- Yuri Persidsky, MD, PhD (Chairman)
- Aileen Arriola, MD
- Daniela Proca, MD
- Israh Akhtar, MD
- Jared R. Hassler, MD
- Jian Jeff Fu, MD, PhD
- Maria Gonzalez, MD
- Mehri Mollaee, MD
- Nirag. Jhala, MD
- Randa Hennawy, MD
- Suad Taraif, MD, MBA
- Yuan Rong, MD, PhD

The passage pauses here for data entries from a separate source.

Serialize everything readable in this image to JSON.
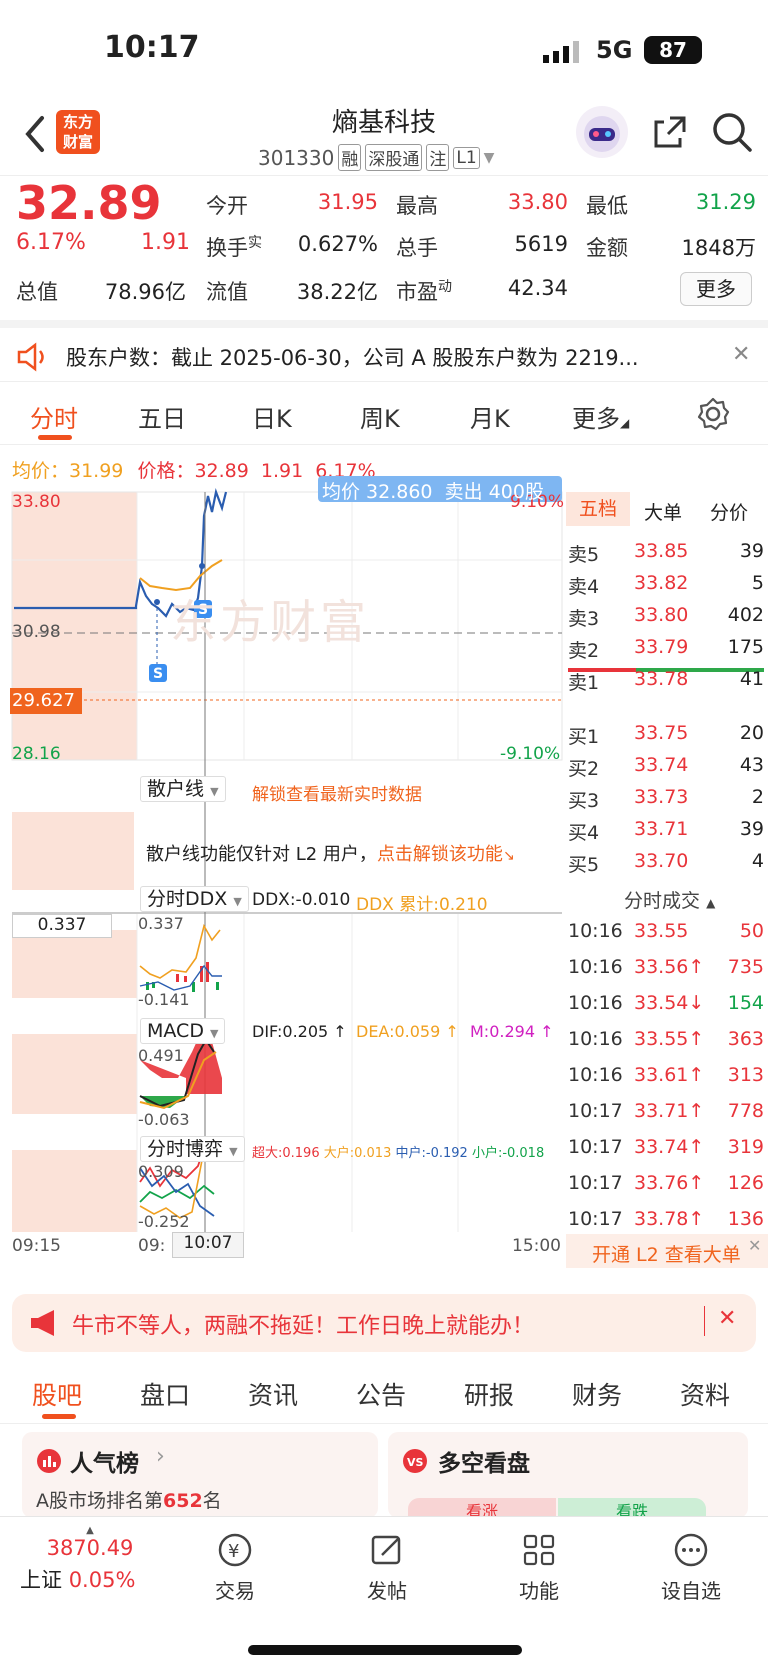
{
  "status_bar": {
    "time": "10:17",
    "network": "5G",
    "battery": "87"
  },
  "header": {
    "title": "熵基科技",
    "code": "301330",
    "tags": [
      "融",
      "深股通",
      "注",
      "L1"
    ],
    "logo_line1": "东方",
    "logo_line2": "财富"
  },
  "quote": {
    "price": "32.89",
    "change_pct": "6.17%",
    "change": "1.91",
    "fields": [
      {
        "label": "今开",
        "value": "31.95"
      },
      {
        "label": "最高",
        "value": "33.80"
      },
      {
        "label": "最低",
        "value": "31.29"
      },
      {
        "label": "换手",
        "sup": "实",
        "value": "0.627%"
      },
      {
        "label": "总手",
        "value": "5619"
      },
      {
        "label": "金额",
        "value": "1848万"
      },
      {
        "label": "总值",
        "value": "78.96亿"
      },
      {
        "label": "流值",
        "value": "38.22亿"
      },
      {
        "label": "市盈",
        "sup": "动",
        "value": "42.34"
      }
    ],
    "more_label": "更多"
  },
  "notice": {
    "text": "股东户数：截止 2025-06-30，公司 A 股股东户数为 2219..."
  },
  "chart_tabs": [
    "分时",
    "五日",
    "日K",
    "周K",
    "月K",
    "更多"
  ],
  "chart": {
    "avg_label": "均价：31.99",
    "price_label": "价格：32.89",
    "change": "1.91",
    "change_pct": "6.17%",
    "y_high": "33.80",
    "y_mid": "30.98",
    "y_low": "28.16",
    "pct_high": "9.10%",
    "pct_low": "-9.10%",
    "marker_price": "29.627",
    "tooltip": "均价 32.860  卖出 400股",
    "watermark": "东方财富",
    "retail_line_label": "散户线",
    "retail_unlock": "解锁查看最新实时数据",
    "retail_msg": "散户线功能仅针对 L2 用户，",
    "retail_msg_link": "点击解锁该功能",
    "ddx_label": "分时DDX",
    "ddx_value": "DDX:-0.010",
    "ddx_sum": "DDX 累计:0.210",
    "ddx_top": "0.337",
    "ddx_bottom": "-0.141",
    "macd_label": "MACD",
    "dif": "DIF:0.205 ↑",
    "dea": "DEA:0.059 ↑",
    "m": "M:0.294 ↑",
    "macd_top": "0.491",
    "macd_bottom": "-0.063",
    "game_label": "分时博弈",
    "game_values": [
      {
        "text": "超大:0.196",
        "color": "#e8343a"
      },
      {
        "text": "大户:0.013",
        "color": "#f0a020"
      },
      {
        "text": "中户:-0.192",
        "color": "#2a5db0"
      },
      {
        "text": "小户:-0.018",
        "color": "#12a34a"
      }
    ],
    "game_top": "0.309",
    "game_bottom": "-0.252",
    "time_start": "09:15",
    "time_mid": "09:",
    "time_cursor": "10:07",
    "time_end": "15:00"
  },
  "orderbook": {
    "tabs": [
      "五档",
      "大单",
      "分价"
    ],
    "sells": [
      {
        "label": "卖5",
        "price": "33.85",
        "vol": "39"
      },
      {
        "label": "卖4",
        "price": "33.82",
        "vol": "5"
      },
      {
        "label": "卖3",
        "price": "33.80",
        "vol": "402"
      },
      {
        "label": "卖2",
        "price": "33.79",
        "vol": "175"
      },
      {
        "label": "卖1",
        "price": "33.78",
        "vol": "41"
      }
    ],
    "buys": [
      {
        "label": "买1",
        "price": "33.75",
        "vol": "20"
      },
      {
        "label": "买2",
        "price": "33.74",
        "vol": "43"
      },
      {
        "label": "买3",
        "price": "33.73",
        "vol": "2"
      },
      {
        "label": "买4",
        "price": "33.71",
        "vol": "39"
      },
      {
        "label": "买5",
        "price": "33.70",
        "vol": "4"
      }
    ],
    "trades_title": "分时成交",
    "trades": [
      {
        "time": "10:16",
        "price": "33.55",
        "vol": "50",
        "vc": "red"
      },
      {
        "time": "10:16",
        "price": "33.56↑",
        "vol": "735",
        "vc": "red"
      },
      {
        "time": "10:16",
        "price": "33.54↓",
        "vol": "154",
        "vc": "green"
      },
      {
        "time": "10:16",
        "price": "33.55↑",
        "vol": "363",
        "vc": "red"
      },
      {
        "time": "10:16",
        "price": "33.61↑",
        "vol": "313",
        "vc": "red"
      },
      {
        "time": "10:17",
        "price": "33.71↑",
        "vol": "778",
        "vc": "red"
      },
      {
        "time": "10:17",
        "price": "33.74↑",
        "vol": "319",
        "vc": "red"
      },
      {
        "time": "10:17",
        "price": "33.76↑",
        "vol": "126",
        "vc": "red"
      },
      {
        "time": "10:17",
        "price": "33.78↑",
        "vol": "136",
        "vc": "red"
      }
    ],
    "l2_label": "开通 L2 查看大单"
  },
  "promo": {
    "text": "牛市不等人，两融不拖延！工作日晚上就能办！"
  },
  "bottom_tabs": [
    "股吧",
    "盘口",
    "资讯",
    "公告",
    "研报",
    "财务",
    "资料"
  ],
  "cards": {
    "popularity_title": "人气榜",
    "popularity_rank_prefix": "A股市场排名第",
    "popularity_rank": "652",
    "popularity_rank_suffix": "名",
    "bullbear_title": "多空看盘",
    "bull_label": "看涨",
    "bear_label": "看跌"
  },
  "bottom_nav": {
    "index_value": "3870.49",
    "index_name": "上证",
    "index_change": "0.05%",
    "items": [
      "交易",
      "发帖",
      "功能",
      "设自选"
    ]
  }
}
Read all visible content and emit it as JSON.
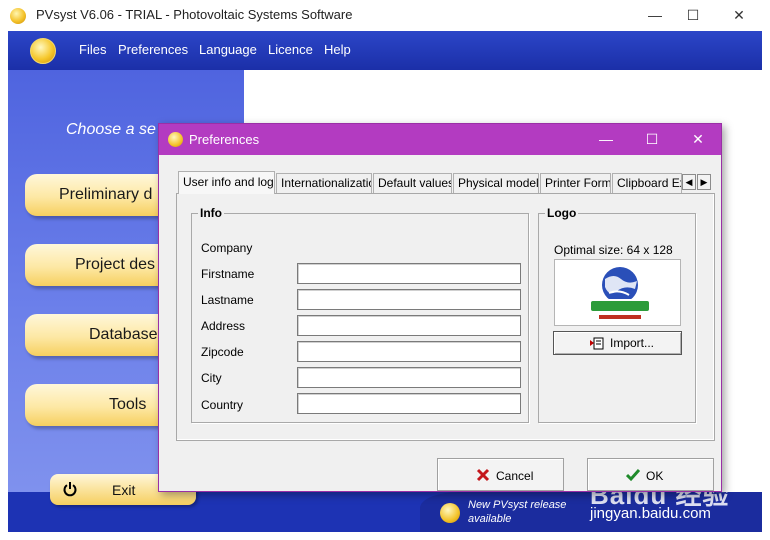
{
  "window": {
    "title": "PVsyst V6.06 - TRIAL - Photovoltaic Systems Software",
    "minimize": "—",
    "maximize": "☐",
    "close": "✕"
  },
  "menu": {
    "items": [
      "Files",
      "Preferences",
      "Language",
      "Licence",
      "Help"
    ]
  },
  "left_panel": {
    "choose_label": "Choose a se",
    "buttons": [
      "Preliminary d",
      "Project des",
      "Database",
      "Tools"
    ],
    "exit_label": "Exit"
  },
  "bottom": {
    "release_line1": "New PVsyst release",
    "release_line2": "available",
    "watermark": "Baidu 经验",
    "watermark_url": "jingyan.baidu.com"
  },
  "dialog": {
    "title": "Preferences",
    "minimize": "—",
    "maximize": "☐",
    "close": "✕",
    "tabs": [
      "User info and logo",
      "Internationalization",
      "Default values",
      "Physical models",
      "Printer Forms",
      "Clipboard Exp"
    ],
    "tab_scroll_left": "◀",
    "tab_scroll_right": "▶",
    "info": {
      "title": "Info",
      "fields": [
        {
          "label": "Company",
          "value": ""
        },
        {
          "label": "Firstname",
          "value": ""
        },
        {
          "label": "Lastname",
          "value": ""
        },
        {
          "label": "Address",
          "value": ""
        },
        {
          "label": "Zipcode",
          "value": ""
        },
        {
          "label": "City",
          "value": ""
        },
        {
          "label": "Country",
          "value": ""
        }
      ]
    },
    "logo": {
      "title": "Logo",
      "optimal_size": "Optimal size: 64 x 128",
      "import_label": "Import..."
    },
    "cancel_label": "Cancel",
    "ok_label": "OK"
  },
  "colors": {
    "menubar": "#1b2fa8",
    "dialog_title": "#b33bc1",
    "left_panel": "#5a6fe3",
    "button_gold": "#f6cf5f"
  }
}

The goals of the surgical pathology rotations are to train residents to become competent surgical pathologists with excellent skills in microscopic and gross specimen diagnosis; to impart competency in the required technical skills including specimen prosection, frozen section preparation and photomicrography; to have the resident achieve an understanding of the application of the associated special procedures including molecular pathology, immunopathology, and electron microscopy; and to impart a knowledge of anatomic pathology laboratory management and the technical skills upon which these laboratories are dependent. Additional goals are to develop in the residents a strong knowledge base with emphasis upon the disease processes and patient management that rely upon tissue examination and to achieve facility in communication with clinicians including the authorship of surgical pathology reports.
The surgical pathology rotation consists of 14 blocks with a total of more than 16,000 cases of a wide variety of body sites and pathologic processes. There is a three-day rotation system where the resident performs frozen sections, gross and microscopic evaluation.
Residents are trained in surgical pathology in the classic “apprenticeship” method and are responsible for their own cases from accessioning to sign-out. In the beginning, residents learn the essentials of prosection from the senior residents and faculty, with the Surgical Pathology manual as a guide. The first step in increasing responsibility is independent prosection. The staff pathologist is available throughout training for consultation and guidance. Microscopic evaluation of the glass slides in all cases is performed first by the resident and then together with the attending from the beginning of the training. Although residents are not responsible for final diagnostic decisions, the requirement for them to produce a written diagnosis or a differential diagnosis on each case lays the foundation for assuming increased responsibility to discuss their cases with the submitting physician. Residents are additionally responsible for independent prosection of increasingly complex cases and communication of results to clinicians, especially during intraoperative consultation. Senior residents are responsible for taking the initiative in requesting special stains, including immunohistochemical stains, increased interaction with clinicians, as well as instructing younger trainees in prosection and diagnosis.
Residents also experience increased responsibility in case presentation for interdepartmental conferences and outside conferences (regional pathology society). Senior residents serve on Temple University Hospital committees. Residents present cases at the multidisciplinary tumor boards (weekly) and radiology (monthly) conferences.
Residents are encouraged to write up case reports for journal publication. They are also encouraged to work with faculty on research projects for presentation at national meetings.
The anatomic pathology faculty, on a rotating basis, provides didactic conferences daily at 8am. These topics include subspecialties in surgical pathology, laboratory management, gross pathology and others.